The lines to return are those below that contain the word "this".

--- Data provided ---

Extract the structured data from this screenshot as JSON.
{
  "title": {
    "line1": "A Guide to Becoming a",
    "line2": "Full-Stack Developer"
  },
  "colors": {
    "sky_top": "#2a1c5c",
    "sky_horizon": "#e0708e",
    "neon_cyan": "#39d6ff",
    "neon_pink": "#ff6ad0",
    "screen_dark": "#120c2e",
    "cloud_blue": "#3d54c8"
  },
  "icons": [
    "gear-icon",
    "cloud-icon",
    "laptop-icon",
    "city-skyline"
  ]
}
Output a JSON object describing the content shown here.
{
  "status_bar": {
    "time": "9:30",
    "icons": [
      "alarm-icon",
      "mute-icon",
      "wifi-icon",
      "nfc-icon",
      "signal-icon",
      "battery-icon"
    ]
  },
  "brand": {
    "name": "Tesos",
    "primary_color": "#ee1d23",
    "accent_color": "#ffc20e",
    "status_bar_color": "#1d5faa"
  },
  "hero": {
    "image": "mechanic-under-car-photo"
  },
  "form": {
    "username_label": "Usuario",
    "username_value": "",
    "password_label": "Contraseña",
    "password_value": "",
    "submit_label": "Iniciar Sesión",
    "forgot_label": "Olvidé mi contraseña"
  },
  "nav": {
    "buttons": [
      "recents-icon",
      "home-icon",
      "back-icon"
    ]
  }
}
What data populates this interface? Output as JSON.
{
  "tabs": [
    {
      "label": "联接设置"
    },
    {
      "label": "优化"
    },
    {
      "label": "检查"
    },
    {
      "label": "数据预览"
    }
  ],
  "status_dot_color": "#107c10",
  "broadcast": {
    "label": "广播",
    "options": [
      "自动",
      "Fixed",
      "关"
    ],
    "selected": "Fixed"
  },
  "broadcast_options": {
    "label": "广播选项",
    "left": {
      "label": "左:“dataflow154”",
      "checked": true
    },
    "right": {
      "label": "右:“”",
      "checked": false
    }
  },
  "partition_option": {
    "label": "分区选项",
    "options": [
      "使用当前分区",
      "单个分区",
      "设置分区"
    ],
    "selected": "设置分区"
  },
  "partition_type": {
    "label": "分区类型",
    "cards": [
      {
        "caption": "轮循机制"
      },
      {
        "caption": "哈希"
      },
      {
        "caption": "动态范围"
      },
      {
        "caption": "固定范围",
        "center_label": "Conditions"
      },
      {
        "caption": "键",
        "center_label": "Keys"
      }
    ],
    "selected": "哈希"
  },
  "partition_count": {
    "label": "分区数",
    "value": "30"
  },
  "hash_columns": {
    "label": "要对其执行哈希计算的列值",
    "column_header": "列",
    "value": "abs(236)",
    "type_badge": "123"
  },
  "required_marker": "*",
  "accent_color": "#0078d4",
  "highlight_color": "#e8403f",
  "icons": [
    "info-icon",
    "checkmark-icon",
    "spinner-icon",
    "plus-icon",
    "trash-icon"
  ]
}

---
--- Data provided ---

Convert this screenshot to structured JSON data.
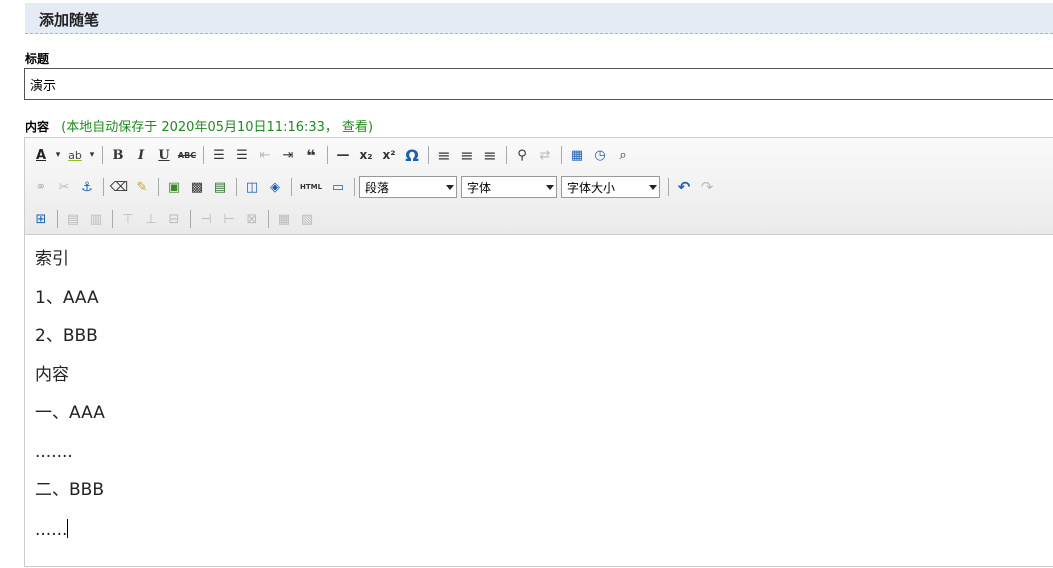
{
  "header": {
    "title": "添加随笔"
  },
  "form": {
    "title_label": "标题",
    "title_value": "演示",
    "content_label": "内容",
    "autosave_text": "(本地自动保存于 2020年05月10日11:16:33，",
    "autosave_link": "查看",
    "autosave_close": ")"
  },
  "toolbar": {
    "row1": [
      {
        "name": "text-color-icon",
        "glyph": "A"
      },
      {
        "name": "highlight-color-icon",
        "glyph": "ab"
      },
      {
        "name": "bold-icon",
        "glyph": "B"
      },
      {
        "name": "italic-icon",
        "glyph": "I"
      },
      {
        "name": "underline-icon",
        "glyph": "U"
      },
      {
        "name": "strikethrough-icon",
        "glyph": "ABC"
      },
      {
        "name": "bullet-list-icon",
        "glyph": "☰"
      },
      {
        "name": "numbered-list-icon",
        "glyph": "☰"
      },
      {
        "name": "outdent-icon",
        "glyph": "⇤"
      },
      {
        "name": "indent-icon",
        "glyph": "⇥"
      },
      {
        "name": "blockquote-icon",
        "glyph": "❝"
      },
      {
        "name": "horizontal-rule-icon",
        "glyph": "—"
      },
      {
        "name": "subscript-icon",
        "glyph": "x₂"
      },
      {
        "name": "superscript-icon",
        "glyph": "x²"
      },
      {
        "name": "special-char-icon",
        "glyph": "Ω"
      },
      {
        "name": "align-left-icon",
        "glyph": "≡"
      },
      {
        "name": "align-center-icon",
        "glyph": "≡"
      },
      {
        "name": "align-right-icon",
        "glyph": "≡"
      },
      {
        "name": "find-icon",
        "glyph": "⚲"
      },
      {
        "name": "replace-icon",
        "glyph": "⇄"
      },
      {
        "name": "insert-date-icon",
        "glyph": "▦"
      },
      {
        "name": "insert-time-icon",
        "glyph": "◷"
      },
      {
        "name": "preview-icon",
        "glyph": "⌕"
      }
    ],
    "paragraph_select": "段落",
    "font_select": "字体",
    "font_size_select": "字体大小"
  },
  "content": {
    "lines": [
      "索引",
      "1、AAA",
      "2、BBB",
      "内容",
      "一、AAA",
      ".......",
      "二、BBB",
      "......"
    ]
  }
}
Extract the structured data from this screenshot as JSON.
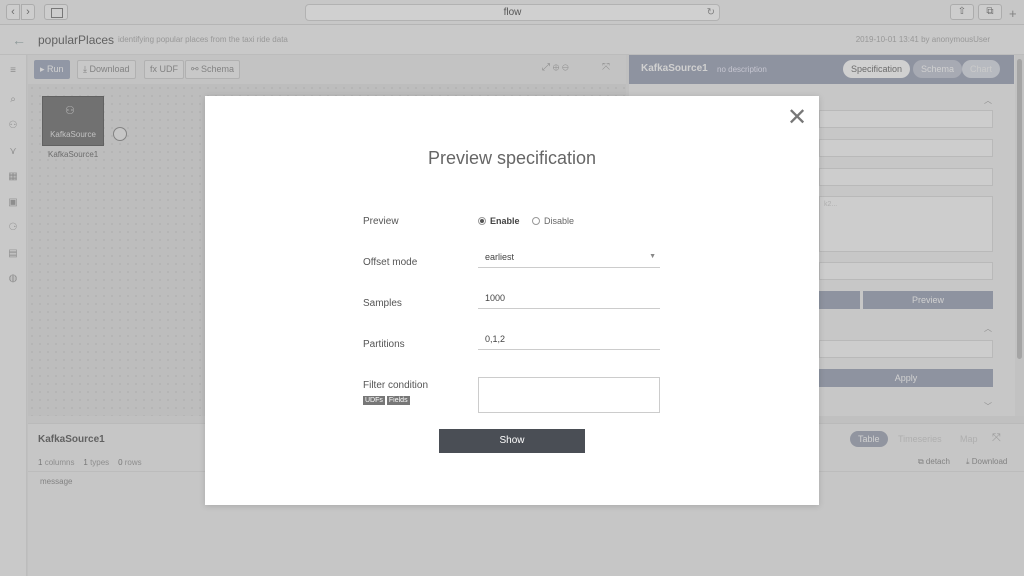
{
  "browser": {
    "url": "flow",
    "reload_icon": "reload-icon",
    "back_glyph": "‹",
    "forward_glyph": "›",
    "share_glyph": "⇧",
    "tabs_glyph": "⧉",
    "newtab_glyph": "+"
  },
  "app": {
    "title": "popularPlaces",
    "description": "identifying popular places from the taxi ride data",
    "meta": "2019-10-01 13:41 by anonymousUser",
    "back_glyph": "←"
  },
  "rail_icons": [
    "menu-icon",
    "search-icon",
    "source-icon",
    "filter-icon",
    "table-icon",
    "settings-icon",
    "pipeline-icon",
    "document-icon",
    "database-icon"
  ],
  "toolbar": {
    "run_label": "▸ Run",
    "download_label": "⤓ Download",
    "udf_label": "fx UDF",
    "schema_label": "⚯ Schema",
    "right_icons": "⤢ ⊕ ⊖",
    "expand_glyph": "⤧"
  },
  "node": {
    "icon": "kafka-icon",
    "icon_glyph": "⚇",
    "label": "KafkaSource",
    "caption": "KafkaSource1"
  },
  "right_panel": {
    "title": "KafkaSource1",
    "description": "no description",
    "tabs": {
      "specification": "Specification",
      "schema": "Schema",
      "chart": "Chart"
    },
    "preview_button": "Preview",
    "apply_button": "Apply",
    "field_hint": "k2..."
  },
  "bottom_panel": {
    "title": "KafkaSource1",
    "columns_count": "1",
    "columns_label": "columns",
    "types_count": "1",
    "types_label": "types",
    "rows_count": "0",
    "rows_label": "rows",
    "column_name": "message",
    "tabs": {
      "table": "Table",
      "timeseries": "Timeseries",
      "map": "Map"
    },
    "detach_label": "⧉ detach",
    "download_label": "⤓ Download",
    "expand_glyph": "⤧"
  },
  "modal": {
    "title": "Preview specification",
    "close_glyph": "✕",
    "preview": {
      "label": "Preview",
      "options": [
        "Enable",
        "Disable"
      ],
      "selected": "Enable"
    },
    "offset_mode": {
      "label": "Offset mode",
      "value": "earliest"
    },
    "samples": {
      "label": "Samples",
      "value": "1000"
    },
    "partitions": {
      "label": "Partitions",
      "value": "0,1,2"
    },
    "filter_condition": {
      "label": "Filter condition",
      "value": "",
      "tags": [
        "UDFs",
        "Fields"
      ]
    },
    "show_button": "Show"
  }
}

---
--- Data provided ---

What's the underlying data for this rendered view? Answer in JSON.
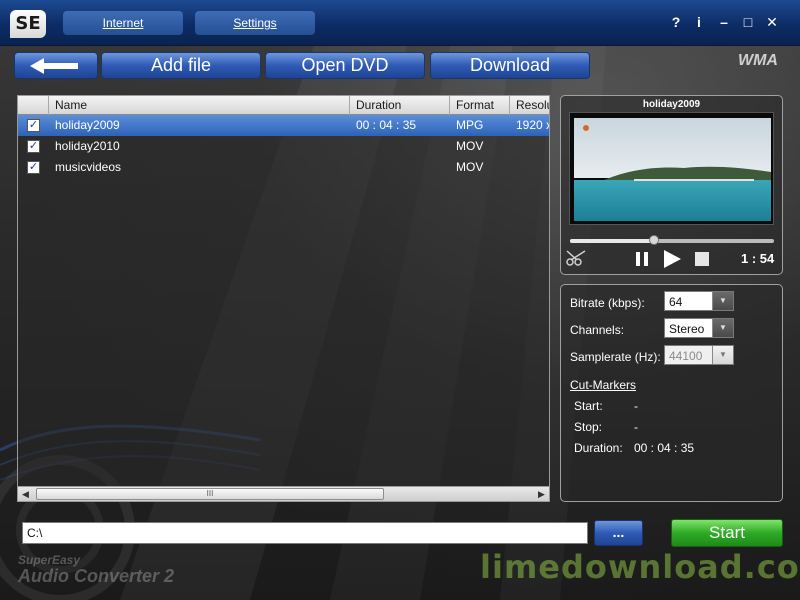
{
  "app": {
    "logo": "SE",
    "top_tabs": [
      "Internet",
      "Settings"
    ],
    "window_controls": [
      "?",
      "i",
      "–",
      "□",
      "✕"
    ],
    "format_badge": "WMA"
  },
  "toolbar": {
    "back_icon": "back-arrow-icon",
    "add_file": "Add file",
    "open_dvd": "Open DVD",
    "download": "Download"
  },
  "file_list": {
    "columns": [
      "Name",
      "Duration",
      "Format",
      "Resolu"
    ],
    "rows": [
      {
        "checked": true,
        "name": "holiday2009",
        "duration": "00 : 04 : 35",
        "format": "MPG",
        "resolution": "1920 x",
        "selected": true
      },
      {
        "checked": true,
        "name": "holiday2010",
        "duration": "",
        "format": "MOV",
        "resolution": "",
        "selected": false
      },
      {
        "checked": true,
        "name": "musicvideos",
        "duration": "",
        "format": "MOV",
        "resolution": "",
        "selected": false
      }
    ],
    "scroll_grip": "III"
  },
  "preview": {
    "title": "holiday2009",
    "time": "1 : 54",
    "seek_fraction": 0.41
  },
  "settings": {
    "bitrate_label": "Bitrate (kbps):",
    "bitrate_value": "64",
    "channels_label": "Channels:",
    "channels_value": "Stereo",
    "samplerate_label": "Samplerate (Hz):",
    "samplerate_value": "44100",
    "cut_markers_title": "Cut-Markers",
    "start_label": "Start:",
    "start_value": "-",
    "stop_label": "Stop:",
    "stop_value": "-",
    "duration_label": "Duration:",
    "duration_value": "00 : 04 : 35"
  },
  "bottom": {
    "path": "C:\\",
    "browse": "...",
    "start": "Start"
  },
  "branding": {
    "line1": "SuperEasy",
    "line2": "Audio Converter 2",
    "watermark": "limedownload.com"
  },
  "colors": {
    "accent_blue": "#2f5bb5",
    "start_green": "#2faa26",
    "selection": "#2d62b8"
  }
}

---

Written answer -
Extract the structured data from this screenshot as JSON.
What data populates this interface? Output as JSON.
Convert this screenshot to structured JSON data.
Extract the structured data from this screenshot as JSON.
What's the underlying data for this rendered view? Answer in JSON.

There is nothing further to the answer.